Task statement:
Count the lines of the records below that hold the word "ByLayer", and give only the number.

Dataset rows describing interfaces:

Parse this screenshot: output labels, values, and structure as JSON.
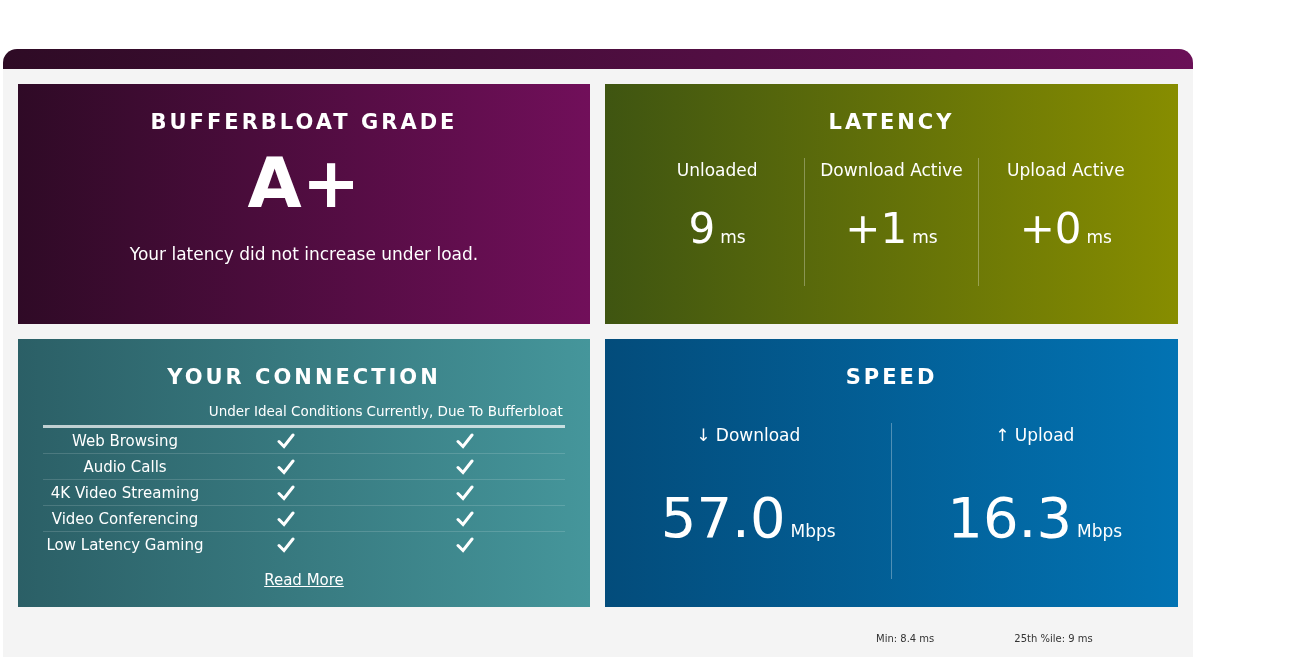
{
  "grade": {
    "title": "BUFFERBLOAT GRADE",
    "grade": "A+",
    "message": "Your latency did not increase under load."
  },
  "latency": {
    "title": "LATENCY",
    "items": [
      {
        "label": "Unloaded",
        "value": "9",
        "unit": "ms"
      },
      {
        "label": "Download Active",
        "value": "+1",
        "unit": "ms"
      },
      {
        "label": "Upload Active",
        "value": "+0",
        "unit": "ms"
      }
    ]
  },
  "connection": {
    "title": "YOUR CONNECTION",
    "columns": [
      "Under Ideal Conditions",
      "Currently, Due To Bufferbloat"
    ],
    "rows": [
      {
        "label": "Web Browsing",
        "ideal": true,
        "current": true
      },
      {
        "label": "Audio Calls",
        "ideal": true,
        "current": true
      },
      {
        "label": "4K Video Streaming",
        "ideal": true,
        "current": true
      },
      {
        "label": "Video Conferencing",
        "ideal": true,
        "current": true
      },
      {
        "label": "Low Latency Gaming",
        "ideal": true,
        "current": true
      }
    ],
    "link": "Read More"
  },
  "speed": {
    "title": "SPEED",
    "items": [
      {
        "arrow": "↓",
        "label": "Download",
        "value": "57.0",
        "unit": "Mbps"
      },
      {
        "arrow": "↑",
        "label": "Upload",
        "value": "16.3",
        "unit": "Mbps"
      }
    ]
  },
  "stats": [
    "Min: 8.4 ms",
    "25th %ile: 9 ms"
  ]
}
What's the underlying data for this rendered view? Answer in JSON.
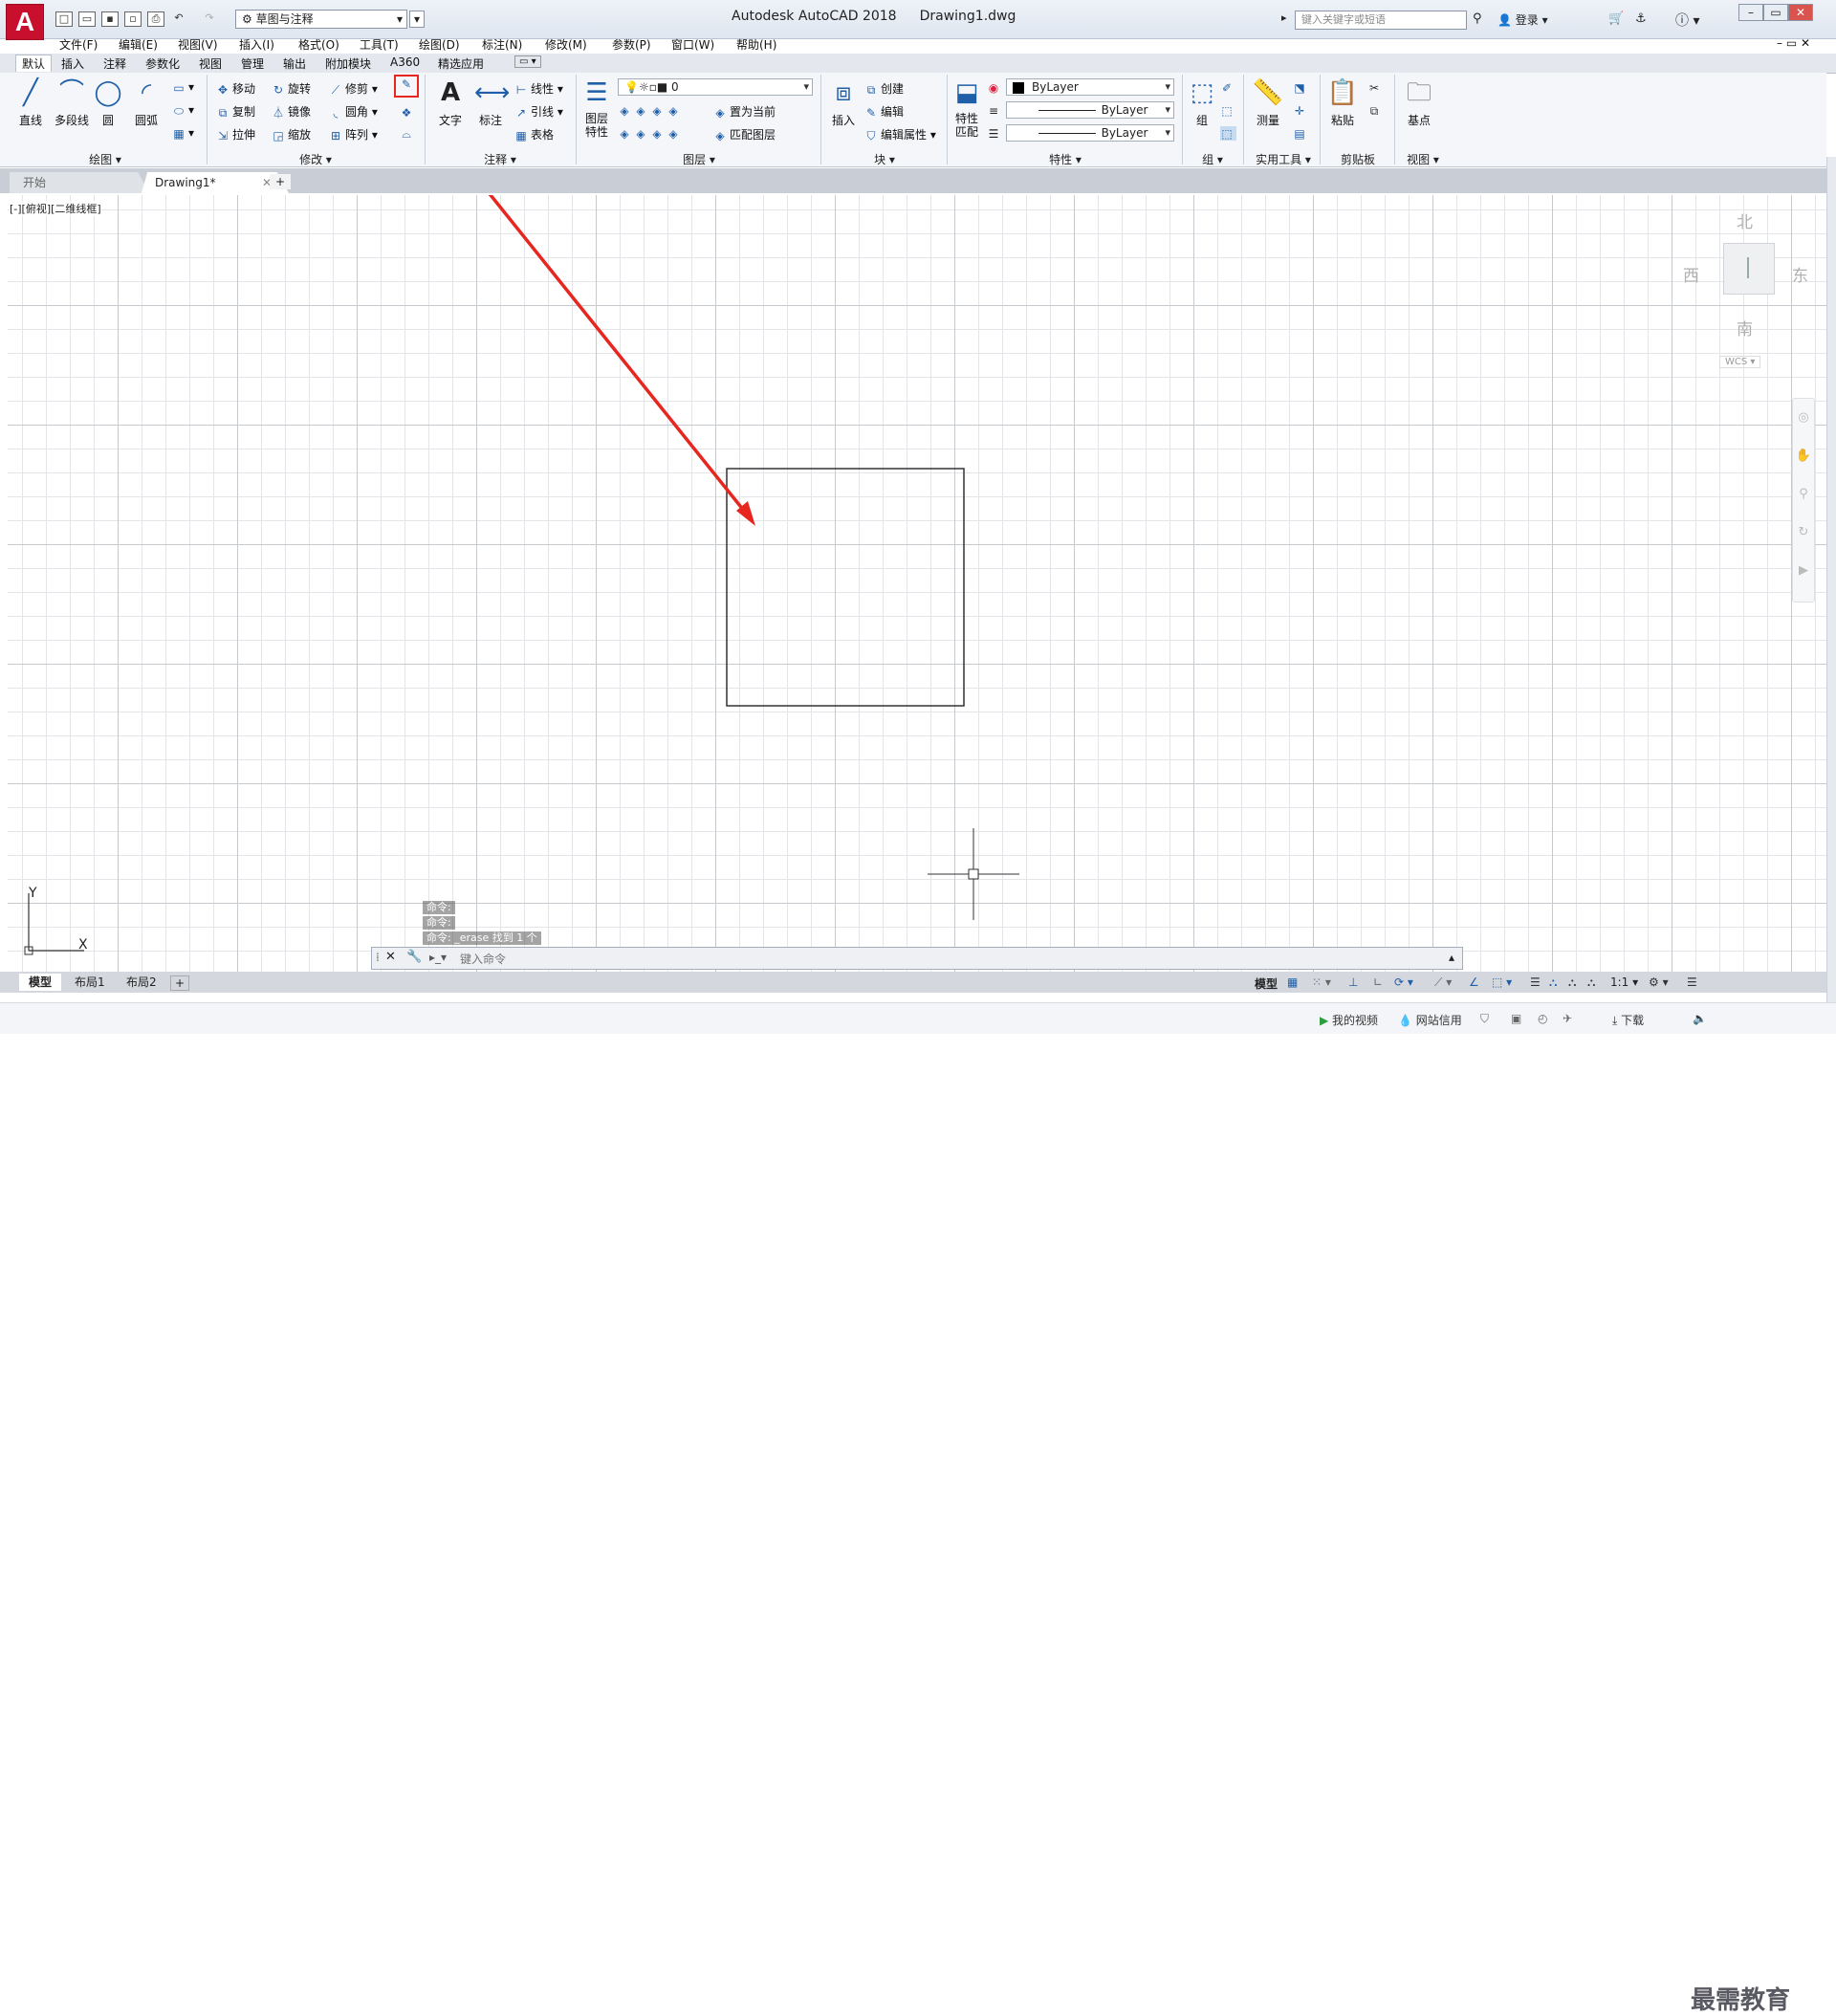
{
  "titlebar": {
    "app_name": "Autodesk AutoCAD 2018",
    "file_name": "Drawing1.dwg",
    "workspace": "草图与注释",
    "search_placeholder": "键入关键字或短语",
    "login": "登录",
    "logo": "A"
  },
  "menu": [
    "文件(F)",
    "编辑(E)",
    "视图(V)",
    "插入(I)",
    "格式(O)",
    "工具(T)",
    "绘图(D)",
    "标注(N)",
    "修改(M)",
    "参数(P)",
    "窗口(W)",
    "帮助(H)"
  ],
  "ribbon_tabs": [
    "默认",
    "插入",
    "注释",
    "参数化",
    "视图",
    "管理",
    "输出",
    "附加模块",
    "A360",
    "精选应用"
  ],
  "ribbon": {
    "draw": {
      "label": "绘图",
      "line": "直线",
      "polyline": "多段线",
      "circle": "圆",
      "arc": "圆弧"
    },
    "modify": {
      "label": "修改",
      "move": "移动",
      "rotate": "旋转",
      "trim": "修剪",
      "copy": "复制",
      "mirror": "镜像",
      "fillet": "圆角",
      "stretch": "拉伸",
      "scale": "缩放",
      "array": "阵列"
    },
    "annotation": {
      "label": "注释",
      "text": "文字",
      "dimension": "标注",
      "linear": "线性",
      "leader": "引线",
      "table": "表格"
    },
    "layers": {
      "label": "图层",
      "layer_props": "图层\n特性",
      "layer_value": "0",
      "set_current": "置为当前",
      "match_layer": "匹配图层"
    },
    "block": {
      "label": "块",
      "insert": "插入",
      "create": "创建",
      "edit": "编辑",
      "edit_attr": "编辑属性"
    },
    "properties": {
      "label": "特性",
      "match": "特性\n匹配",
      "color": "ByLayer",
      "linetype": "ByLayer",
      "lineweight": "ByLayer"
    },
    "groups": {
      "label": "组",
      "group": "组"
    },
    "utilities": {
      "label": "实用工具",
      "measure": "测量"
    },
    "clipboard": {
      "label": "剪贴板",
      "paste": "粘贴"
    },
    "view": {
      "label": "视图",
      "base": "基点"
    }
  },
  "file_tabs": {
    "start": "开始",
    "drawing": "Drawing1*"
  },
  "viewport_label": "[-][俯视][二维线框]",
  "viewcube": {
    "north": "北",
    "south": "南",
    "east": "东",
    "west": "西",
    "wcs": "WCS"
  },
  "ucs": {
    "x": "X",
    "y": "Y"
  },
  "command": {
    "history": [
      "命令:",
      "命令:",
      "命令: _erase 找到 1 个"
    ],
    "placeholder": "键入命令"
  },
  "layout_tabs": [
    "模型",
    "布局1",
    "布局2"
  ],
  "status": {
    "model": "模型",
    "scale": "1:1"
  },
  "footer": {
    "my_video": "我的视频",
    "site_credit": "网站信用",
    "download": "下载",
    "watermark": "最需教育"
  },
  "colors": {
    "accent_red": "#e6261f",
    "app_red": "#c8102e",
    "ribbon_blue": "#1f5fa8"
  }
}
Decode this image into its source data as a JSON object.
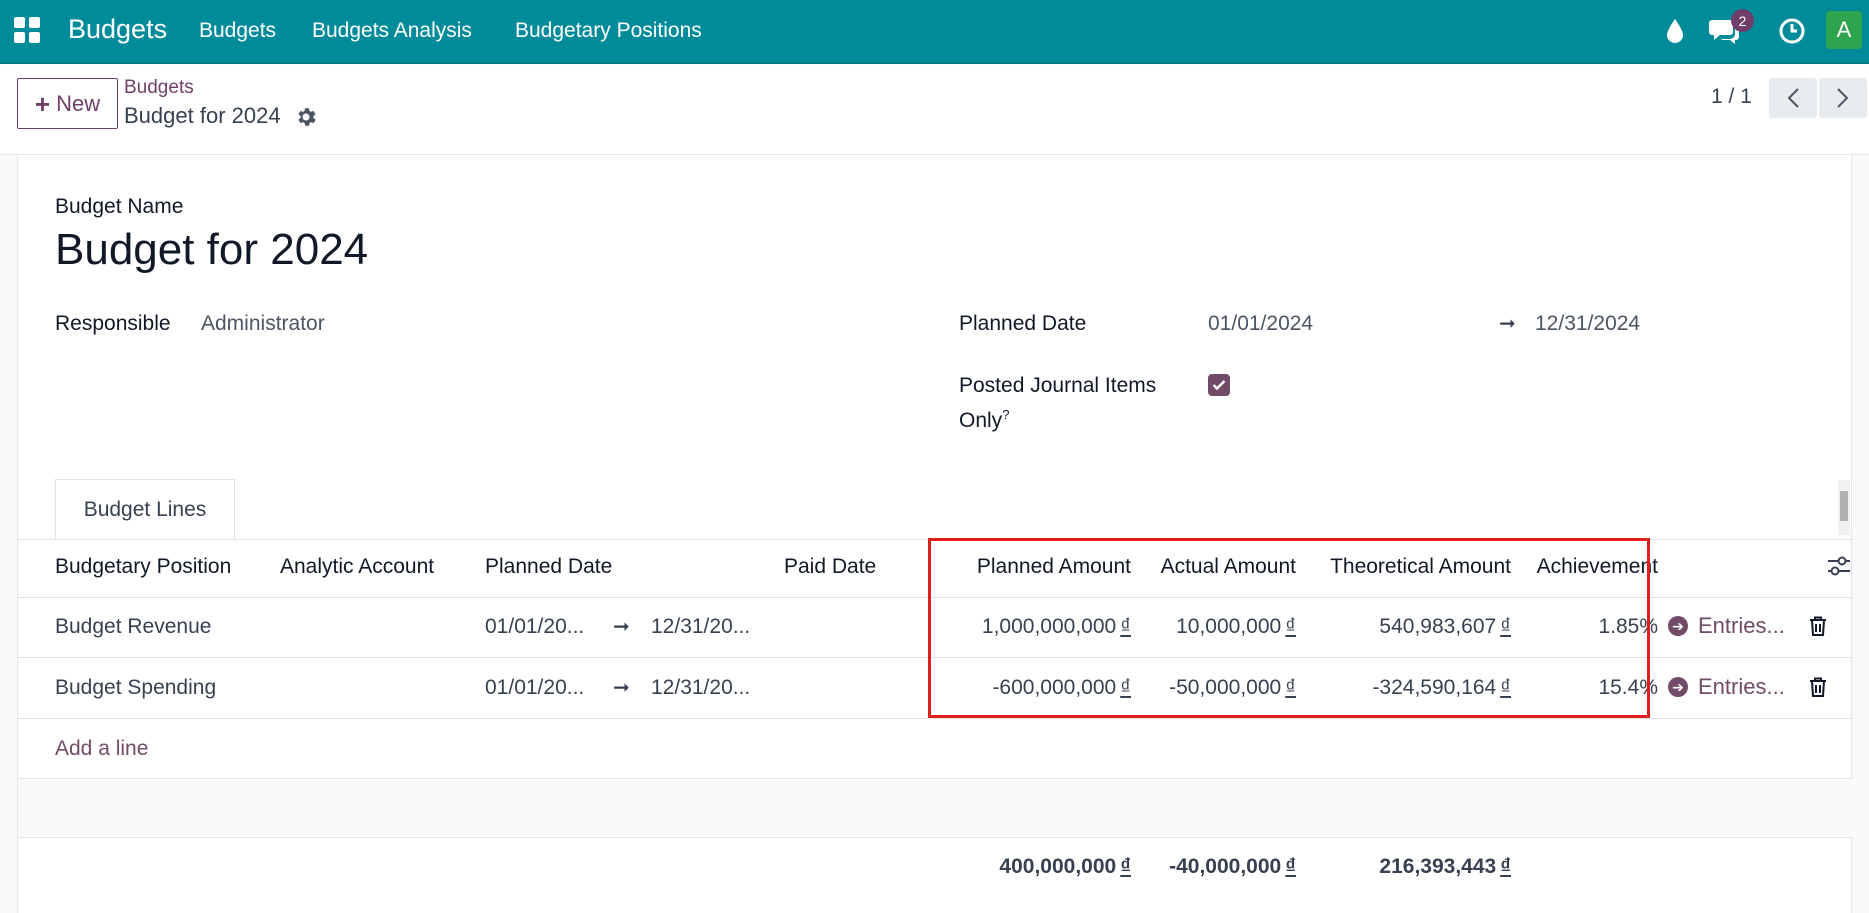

Your response:
3